Without the images, write out the whole listing exactly.

◆ DATA LISTING ◆
>>>

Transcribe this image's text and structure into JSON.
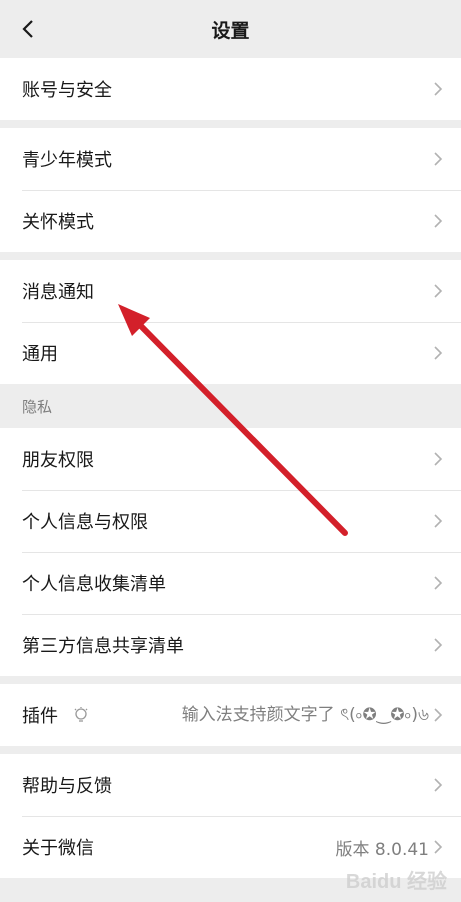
{
  "header": {
    "title": "设置"
  },
  "groups": {
    "account": {
      "label": "账号与安全"
    },
    "modes": {
      "teen": "青少年模式",
      "care": "关怀模式"
    },
    "general": {
      "notify": "消息通知",
      "common": "通用"
    },
    "privacy": {
      "section": "隐私",
      "friends": "朋友权限",
      "personal": "个人信息与权限",
      "collect": "个人信息收集清单",
      "thirdparty": "第三方信息共享清单"
    },
    "plugins": {
      "label": "插件",
      "value": "输入法支持颜文字了 ৎ(৹✪‿✪৹)৬"
    },
    "about": {
      "help": "帮助与反馈",
      "about": "关于微信",
      "version": "版本 8.0.41"
    }
  },
  "watermark": "Baidu 经验"
}
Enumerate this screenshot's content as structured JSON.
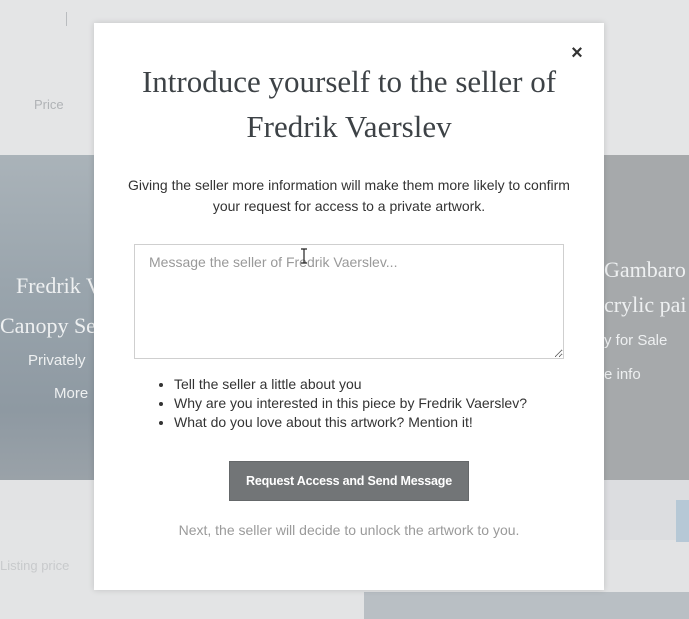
{
  "background": {
    "filter_label": "Price",
    "left_card": {
      "artist": "Fredrik V",
      "title": "Canopy Se",
      "status": "Privately",
      "link": "More"
    },
    "right_card": {
      "artist": "Gambaro",
      "title": "crylic pai",
      "status": "y for Sale",
      "link": "e info"
    },
    "listing_label": "Listing price"
  },
  "modal": {
    "close_label": "×",
    "title": "Introduce yourself to the seller of Fredrik Vaerslev",
    "subtitle": "Giving the seller more information will make them more likely to confirm your request for access to a private artwork.",
    "message_placeholder": "Message the seller of Fredrik Vaerslev...",
    "message_value": "",
    "tips": [
      "Tell the seller a little about you",
      "Why are you interested in this piece by Fredrik Vaerslev?",
      "What do you love about this artwork? Mention it!"
    ],
    "submit_label": "Request Access and Send Message",
    "footnote": "Next, the seller will decide to unlock the artwork to you."
  }
}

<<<

◆ RESULT OF THE EXERCISE ◆
Transcribe this image's text and structure into JSON.
{
  "header": {
    "title": "设置"
  },
  "groups": {
    "account": {
      "label": "账号与安全"
    },
    "modes": {
      "teen": "青少年模式",
      "care": "关怀模式"
    },
    "general": {
      "notify": "消息通知",
      "common": "通用"
    },
    "privacy": {
      "section": "隐私",
      "friends": "朋友权限",
      "personal": "个人信息与权限",
      "collect": "个人信息收集清单",
      "thirdparty": "第三方信息共享清单"
    },
    "plugins": {
      "label": "插件",
      "value": "输入法支持颜文字了 ৎ(৹✪‿✪৹)৬"
    },
    "about": {
      "help": "帮助与反馈",
      "about": "关于微信",
      "version": "版本 8.0.41"
    }
  },
  "watermark": "Baidu 经验"
}
Enumerate this screenshot's content as structured JSON.
{
  "background": {
    "filter_label": "Price",
    "left_card": {
      "artist": "Fredrik V",
      "title": "Canopy Se",
      "status": "Privately",
      "link": "More"
    },
    "right_card": {
      "artist": "Gambaro",
      "title": "crylic pai",
      "status": "y for Sale",
      "link": "e info"
    },
    "listing_label": "Listing price"
  },
  "modal": {
    "close_label": "×",
    "title": "Introduce yourself to the seller of Fredrik Vaerslev",
    "subtitle": "Giving the seller more information will make them more likely to confirm your request for access to a private artwork.",
    "message_placeholder": "Message the seller of Fredrik Vaerslev...",
    "message_value": "",
    "tips": [
      "Tell the seller a little about you",
      "Why are you interested in this piece by Fredrik Vaerslev?",
      "What do you love about this artwork? Mention it!"
    ],
    "submit_label": "Request Access and Send Message",
    "footnote": "Next, the seller will decide to unlock the artwork to you."
  }
}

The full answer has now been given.